This is pt 1 of our series on triggers / activators . This post is more educational and directed towards people who have not experienced triggers or do not understand how they work. We are not experts on this topic whatsoever and speak only from our personal experience with PTSD as well as our personal research on PTSD in survivors of assault.
For those who haven’t experienced any sort of trauma, the word “triggered” might be taken lightly – as a joke, perhaps.
In reality to those of us who have them for real, they can be detrimental to our healing journeys. Being triggered can throw you off for days, even weeks – regardless of how “small” the trigger is.
It’s important to understand the difference between being triggered and being uncomfortable, so let’s break it down a bit.
Being triggered is more than feeling uneasy or having something “rub you the wrong way”. Everyone’s got their “fight or flight” response to different situations, but for those who have to deal with trauma, their reactions are far more intense than that.
Triggers are an unpleasant reality of all who have gone through a traumatic event(s). PTSD is “triggered” when your body or mind is reminded of a past events and the feelings of being in the traumatic space resurface.
When a person with PTSD is “triggered”, they may snap (fight) or run away (flight), freeze like a deer in headlights, disassociate or separate themselves, become extremely distraught, become overwhelmed with anxiety or paranoia, or all of the above. Triggers can also cause invasive flashbacks of the event that are near impossible to stop.
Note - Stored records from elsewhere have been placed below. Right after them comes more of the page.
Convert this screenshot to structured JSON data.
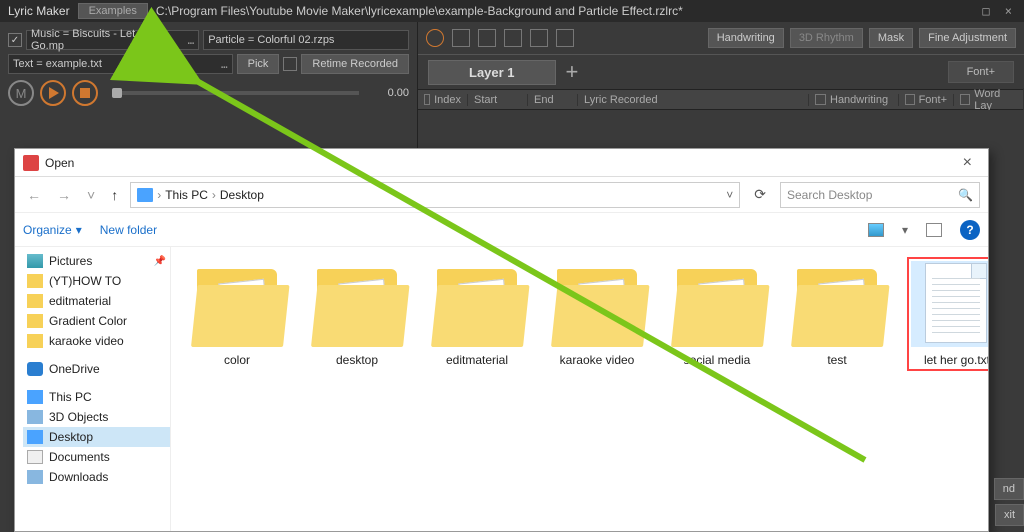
{
  "app": {
    "title": "Lyric Maker",
    "examples_btn": "Examples",
    "file_path": "C:\\Program Files\\Youtube Movie Maker\\lyricexample\\example-Background and Particle Effect.rzlrc*",
    "win_controls": "□ ×"
  },
  "left": {
    "music_field": "Music = Biscuits - Let Her Go.mp",
    "particle_field": "Particle = Colorful 02.rzps",
    "text_field": "Text = example.txt",
    "pick_btn": "Pick",
    "retime_btn": "Retime Recorded",
    "m_btn": "M",
    "time_readout": "0.00"
  },
  "right": {
    "buttons": {
      "handwriting": "Handwriting",
      "rhythm": "3D Rhythm",
      "mask": "Mask",
      "fine": "Fine Adjustment"
    },
    "layer_label": "Layer 1",
    "font_plus": "Font+",
    "headers": {
      "index": "Index",
      "start": "Start",
      "end": "End",
      "lyric": "Lyric Recorded",
      "hand": "Handwriting",
      "font": "Font+",
      "word": "Word Lay"
    }
  },
  "side_buttons": {
    "nd": "nd",
    "xit": "xit"
  },
  "dialog": {
    "title": "Open",
    "crumb": {
      "pc": "This PC",
      "loc": "Desktop"
    },
    "search_placeholder": "Search Desktop",
    "organize": "Organize",
    "new_folder": "New folder",
    "tree": [
      {
        "label": "Pictures",
        "icon": "pics",
        "pin": true
      },
      {
        "label": "(YT)HOW TO",
        "icon": "folder"
      },
      {
        "label": "editmaterial",
        "icon": "folder"
      },
      {
        "label": "Gradient Color",
        "icon": "folder"
      },
      {
        "label": "karaoke video",
        "icon": "folder"
      },
      {
        "sep": true
      },
      {
        "label": "OneDrive",
        "icon": "od"
      },
      {
        "sep": true
      },
      {
        "label": "This PC",
        "icon": "pc"
      },
      {
        "label": "3D Objects",
        "icon": "box"
      },
      {
        "label": "Desktop",
        "icon": "monitor",
        "selected": true
      },
      {
        "label": "Documents",
        "icon": "doc"
      },
      {
        "label": "Downloads",
        "icon": "dl"
      }
    ],
    "files": [
      {
        "name": "color",
        "type": "folder"
      },
      {
        "name": "desktop",
        "type": "folder"
      },
      {
        "name": "editmaterial",
        "type": "folder"
      },
      {
        "name": "karaoke video",
        "type": "folder"
      },
      {
        "name": "social media",
        "type": "folder"
      },
      {
        "name": "test",
        "type": "folder"
      },
      {
        "name": "let her go.txt",
        "type": "txt",
        "highlight": true
      }
    ]
  }
}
To put it short – when triggered, a person is thrown back into the traumatic event, which is VERY difficult to come back from or function through.
It’s very difficult sometimes for us struggling with PTSD to communicate our triggers, especially when they are in the midst of happening. Once we’ve been triggered…it’s likely too late to let you know how to help us. It’s good for those close to us to know our triggers ahead of time, if possible, and know what grounds us to help make our episode(s) more manageable. Unfortunately, sometimes we don’t even know what this is ourselves. For some of us, once we’ve been triggered, the only thing that helps is time, peace and quiet, and being alone for a little bit.
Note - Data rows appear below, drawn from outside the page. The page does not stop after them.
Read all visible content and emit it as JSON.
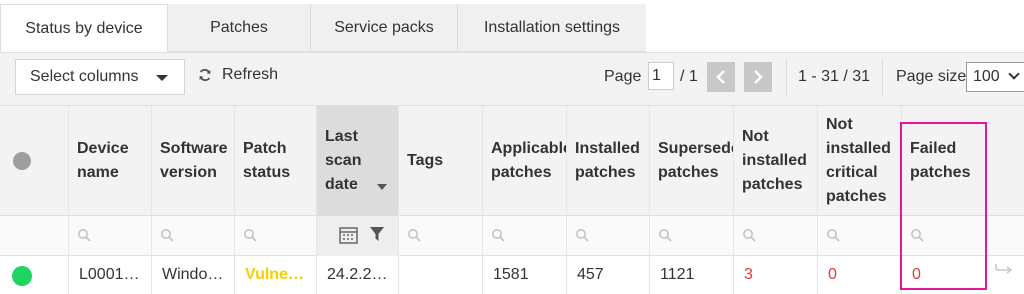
{
  "tabs": [
    {
      "label": "Status by device",
      "active": true
    },
    {
      "label": "Patches"
    },
    {
      "label": "Service packs"
    },
    {
      "label": "Installation settings"
    }
  ],
  "toolbar": {
    "select_columns": "Select columns",
    "refresh": "Refresh",
    "page_label": "Page",
    "page_value": "1",
    "page_of": "/ 1",
    "range": "1 - 31 / 31",
    "page_size_label": "Page size:",
    "page_size_value": "100"
  },
  "columns": [
    {
      "key": "status",
      "label": ""
    },
    {
      "key": "device",
      "label": "Device\nname"
    },
    {
      "key": "version",
      "label": "Software\nversion"
    },
    {
      "key": "patch_status",
      "label": "Patch\nstatus"
    },
    {
      "key": "last_scan",
      "label": "Last\nscan\ndate",
      "sorted": true
    },
    {
      "key": "tags",
      "label": "Tags"
    },
    {
      "key": "applicable",
      "label": "Applicable\npatches"
    },
    {
      "key": "installed",
      "label": "Installed\npatches"
    },
    {
      "key": "superseded",
      "label": "Superseded\npatches"
    },
    {
      "key": "not_installed",
      "label": "Not\ninstalled\npatches"
    },
    {
      "key": "not_installed_critical",
      "label": "Not\ninstalled\ncritical\npatches"
    },
    {
      "key": "failed",
      "label": "Failed\npatches"
    }
  ],
  "row": {
    "device": "L0001…",
    "version": "Windo…",
    "patch_status": "Vulne…",
    "last_scan": "24.2.2…",
    "tags": "",
    "applicable": "1581",
    "installed": "457",
    "superseded": "1121",
    "not_installed": "3",
    "not_installed_critical": "0",
    "failed": "0"
  },
  "colors": {
    "status_online": "#1fd463",
    "highlight": "#e0189a",
    "alert": "#e53935",
    "vulnerable": "#f5d000"
  }
}
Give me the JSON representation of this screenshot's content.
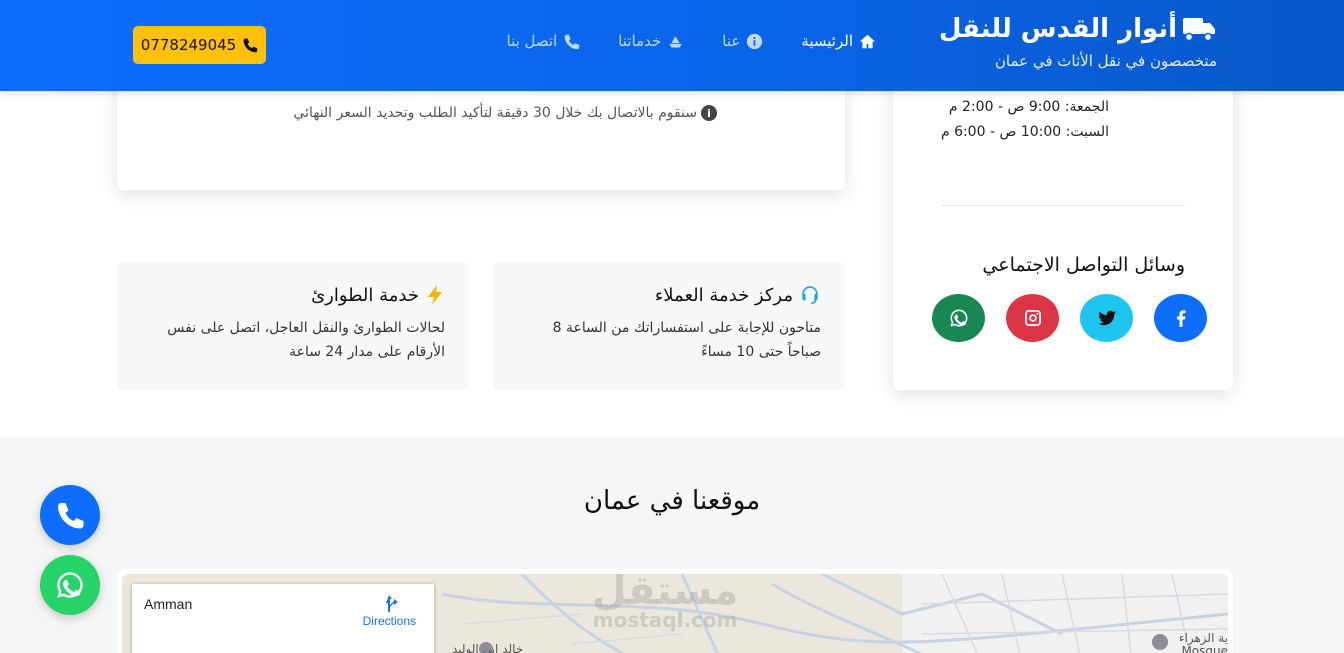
{
  "header": {
    "brand_title": "أنوار القدس للنقل",
    "brand_subtitle": "متخصصون في نقل الأثاث في عمان",
    "nav": [
      {
        "label": "الرئيسية",
        "icon": "home-icon",
        "active": true
      },
      {
        "label": "عنا",
        "icon": "info-icon",
        "active": false
      },
      {
        "label": "خدماتنا",
        "icon": "services-icon",
        "active": false
      },
      {
        "label": "اتصل بنا",
        "icon": "phone-icon",
        "active": false
      }
    ],
    "phone_button": "0778249045",
    "colors": {
      "primary": "#0d6efd",
      "accent": "#ffc107"
    }
  },
  "form_card": {
    "note": "سنقوم بالاتصال بك خلال 30 دقيقة لتأكيد الطلب وتحديد السعر النهائي"
  },
  "sidebar": {
    "hours_friday": "الجمعة: 9:00 ص - 2:00 م",
    "hours_saturday": "السبت: 10:00 ص - 6:00 م",
    "social_title": "وسائل التواصل الاجتماعي",
    "socials": [
      {
        "name": "facebook",
        "color": "#1877f2"
      },
      {
        "name": "twitter",
        "color": "#1da1f2"
      },
      {
        "name": "instagram",
        "color": "#dc3545"
      },
      {
        "name": "whatsapp",
        "color": "#198754"
      }
    ]
  },
  "features": [
    {
      "title": "مركز خدمة العملاء",
      "icon": "headset-icon",
      "text": "متاحون للإجابة على استفساراتك من الساعة 8 صباحاً حتى 10 مساءً"
    },
    {
      "title": "خدمة الطوارئ",
      "icon": "lightning-icon",
      "text": "لحالات الطوارئ والنقل العاجل، اتصل على نفس الأرقام على مدار 24 ساعة"
    }
  ],
  "location": {
    "title": "موقعنا في عمان",
    "map_place": "Amman",
    "map_directions": "Directions",
    "watermark_ar": "مستقل",
    "watermark_en": "mostaql.com",
    "map_label_right": "ية الزهراء",
    "map_label_right_en": "Mosque",
    "map_label_left": "خالد ابن الوليد"
  }
}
Triggers can be brought on by ALL 5 senses. They can be rare and uncommon, like the smell of a specific perfume or the taste of a certain alcohol… OR they can be extremely common, like having a person walking behind you or hearing a phone ring.
Some common triggers include, but are not limited to:
the anniversary dates of trauma
Having too much to do, feeling overwhelmed
Friction or confrontation
Being left alone / abandoned
being judged, degraded, or teased
People standing too close or anyone not cleared as “safe” touching you
Specific smells, tastes, and noises
Although triggers are not fully understood scientifically, the generalized understanding is that when you are triggered, your body is thrown into “survival mode”. Your body becomes solely focused on keeping you alive and safe.
The “unnecessary” functions essentially shut down so that your body can prioritize the functions that it needs to get you through your trauma (which your body is convinced is present and happening NOW). Functions that are put on hold could include digestion, sleep, short term-memory, and many others.
When a person is triggered or living in survival mode.. They might seem:
Zoned out / Unfocused / Not present
Forgetful – They might ask you to keep repeating yourself if you are talking to them. They might not remember something you said or did a couple minutes ago.
Highly reactive / emotional
They can’t think past what’s immediately in front of them
Neglecting of themselves. Not eating, sleeping or brushing their teeth.
They may overthink and pick apart every little detail
Overwhelmed by tiny tasks
Impulsive : When they decide they need to do something – It is URGENT!!!
Discouraged. Everything they need to do feels impossible.
Uncomfortable vs trauma
Often, when someone watches a horror movie or sees something horrific on tv, they will say that they are “triggered” when that’s often not the correct term to use. There’s no doubt these topics can be unpleasant, offensive, or distasteful. But it’s important to understand the distinction between discomfort and trauma. For a lot of people, these topics won’t cause the flashbacks, dissociation, or other distressing emotional experiences, only discomfort. It is important not to water down what real triggers are and what real trauma is, as a massive sum of people struggle with it daily, whether it be sexual trauma or not.
We really appreciate all the loved ones of survivors who are trying to understand trauma and PTSD in attempt to be better supporters.
Although it’s impossible to be a perfect supporter at all times, educating yourself on what survivors go through on a day-to-day basis will help you drastically in how you are able to love and walk alongside the ones you care about. This, in turn, will also help them to heal better! Be kind to yourself and keep learning ❤
-R+K + the NO community